Ultimately, it's hard to point fingers. I guess the lead artist or lead gameplay designer of these games are responsible for allowing it. Even though they might not even be aware of the issue. Not knowing about the legacy of shooters or technical limitations. Perhaps they simply have to comply with the lead programmer that the game just doesn't run fast enough with these kind of high-end visuals.
Maybe it's the fault of their customers, supporting bad practice with their money. Though they are even less aware of the issues. And are at a loss about what some other, often PC players, are raving on about. Why are they getting so upset? They only know that this game doesn't feel as good as Call Of Duty but can't quite put their finger on as to why. So they play it for a week and go back to their beloved franchise with the crisp controls and the responsive frame rate. Even though they wished the other game would take them somewhere else.
Then, the newest trailer of Battlefield 3 stuns them into a new dream. The lighting looks amazing! And look at the soft shadows! Will it run at 60fps? But of course it won't. Even Josh Olin, Treyach community manager, hinted at that smirking all the way from his gold plated throne. Disappointed once again console players will go back to Black Ops and Modern Warfare 3, while DICE wonders why only the PC crowd keeps cheering them on. And EA, learning too little, will break their heads over how they could possibly reclaim the FPS crown from Activision once more. Funny that, how this cycle repeats itself.
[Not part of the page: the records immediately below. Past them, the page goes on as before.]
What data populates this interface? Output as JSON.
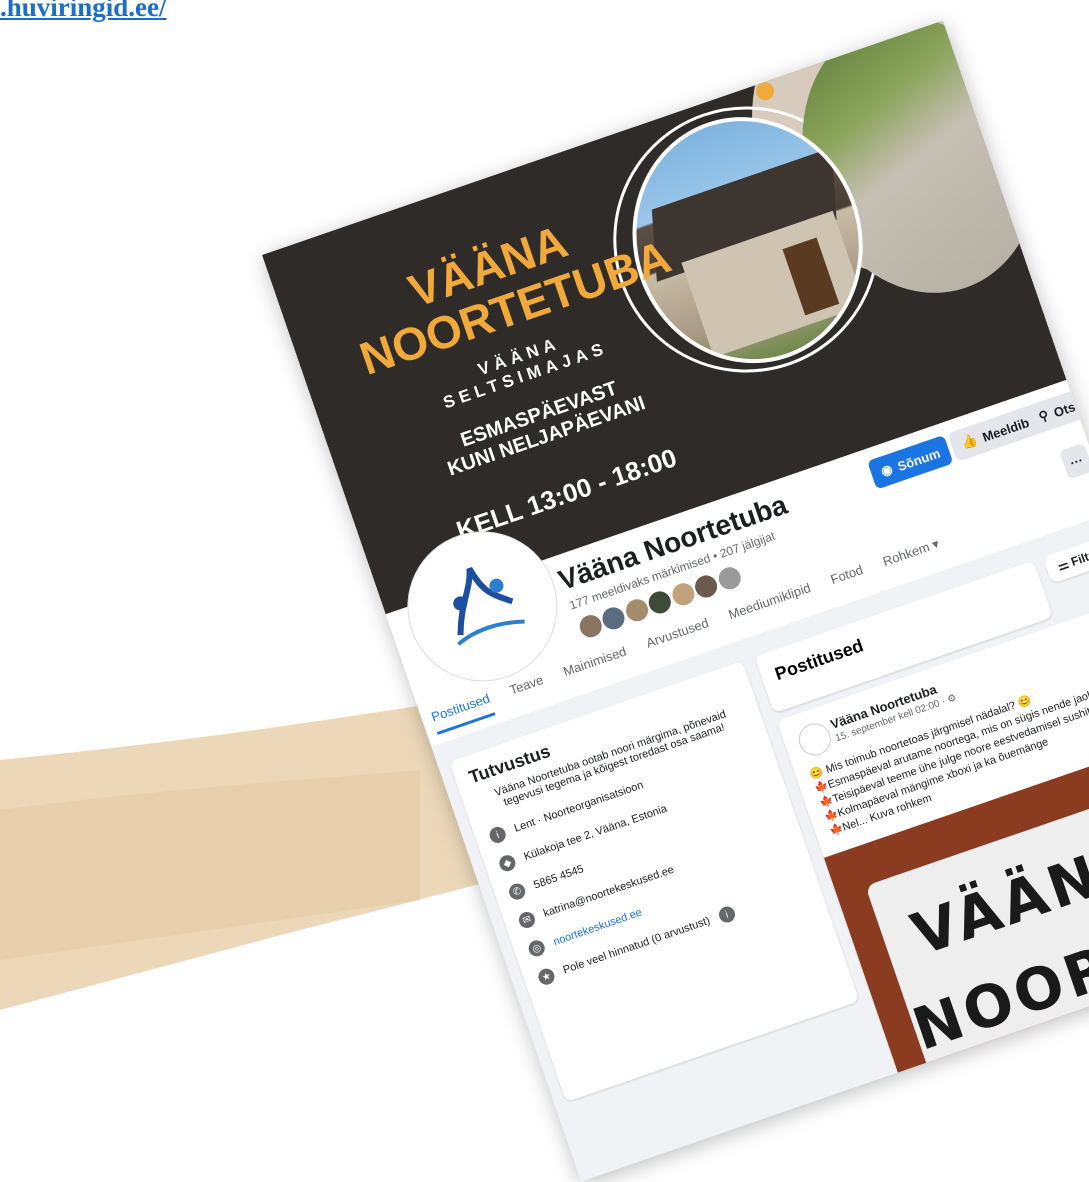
{
  "page_url": ".huviringid.ee/",
  "cover": {
    "title_line1": "VÄÄNA",
    "title_line2": "NOORTETUBA",
    "venue_line1": "VÄÄNA",
    "venue_line2": "SELTSIMAJAS",
    "days_line1": "ESMASPÄEVAST",
    "days_line2": "KUNI NELJAPÄEVANI",
    "time": "KELL 13:00 - 18:00",
    "accent_color": "#f0a93a"
  },
  "page": {
    "name": "Vääna Noortetuba",
    "stats": "177 meeldivaks märkimised • 207 jälgijat"
  },
  "actions": {
    "message": "Sõnum",
    "like": "Meeldib",
    "search": "Otsi",
    "more": "···"
  },
  "tabs": [
    "Postitused",
    "Teave",
    "Mainimised",
    "Arvustused",
    "Meediumiklipid",
    "Fotod",
    "Rohkem ▾"
  ],
  "intro": {
    "title": "Tutvustus",
    "description": "Vääna Noortetuba ootab noori märgima, põnevaid tegevusi tegema ja kõigest toredast osa saama!",
    "items": [
      {
        "icon": "info-icon",
        "text": "Lent · Noorteorganisatsioon"
      },
      {
        "icon": "location-icon",
        "text": "Külakoja tee 2, Vääna, Estonia"
      },
      {
        "icon": "phone-icon",
        "text": "5865 4545"
      },
      {
        "icon": "email-icon",
        "text": "katrina@noortekeskused.ee"
      },
      {
        "icon": "globe-icon",
        "text": "noortekeskused.ee",
        "link": true
      },
      {
        "icon": "star-icon",
        "text": "Pole veel hinnatud (0 arvustust)"
      }
    ]
  },
  "filters_label": "Filtrid",
  "posts_header": "Postitused",
  "post": {
    "author": "Vääna Noortetuba",
    "date": "15. september kell 02:00 · ⚙",
    "lines": [
      "😊 Mis toimub noortetoas järgmisel nädalal? 😊",
      "🍁Esmaspäeval arutame noortega, mis on sügis nende jaoks ja üritame seda purki mahutada",
      "🍁Teisipäeval teeme ühe julge noore eestvedamisel sushit",
      "🍁Kolmapäeval mängime xboxi ja ka õuemänge",
      "🍁Nel... Kuva rohkem"
    ],
    "sign_line1": "VÄÄNA",
    "sign_line2": "NOORTETUBA",
    "more": "···"
  }
}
Jacob said...

Awesome article. I always thought the FOV in Bad Company was too zoomed. Now I have proof.

Skaruts said...

One thing I noticed while playing low fov games (namely Call of Juarez:BiB and Duke Forever demo, the ones I recall right now) is that the low fov makes me feel as if the view is rotating over an ofset pivot point. Like if the camera is in front of the character instead of in the character. Thus I get that "bumping into walls" thing, or even that "walls seem like they are bumping into me".

This is really annoying. And even the mouse movement seems drasticaly weird. Like if I either turn too much or turn too little. No matter what sensitivity I'm using it always feels really wrong.

I wish all games came with a slider that could allow fov changes up until 130. I would never use 130 myself, but I'm fond of generosity.
Personaly, while playing Quake 3 Arena or Quake live I use a fov of 110-120 (I swap sometimes because I never make up my mind about each other :)). Bothe provide a good sense of speed, although 120 seems a bit ofset and a bit distorted already.

I'm a big fan of wide fov choices (among other variety of choices we could have, but don't).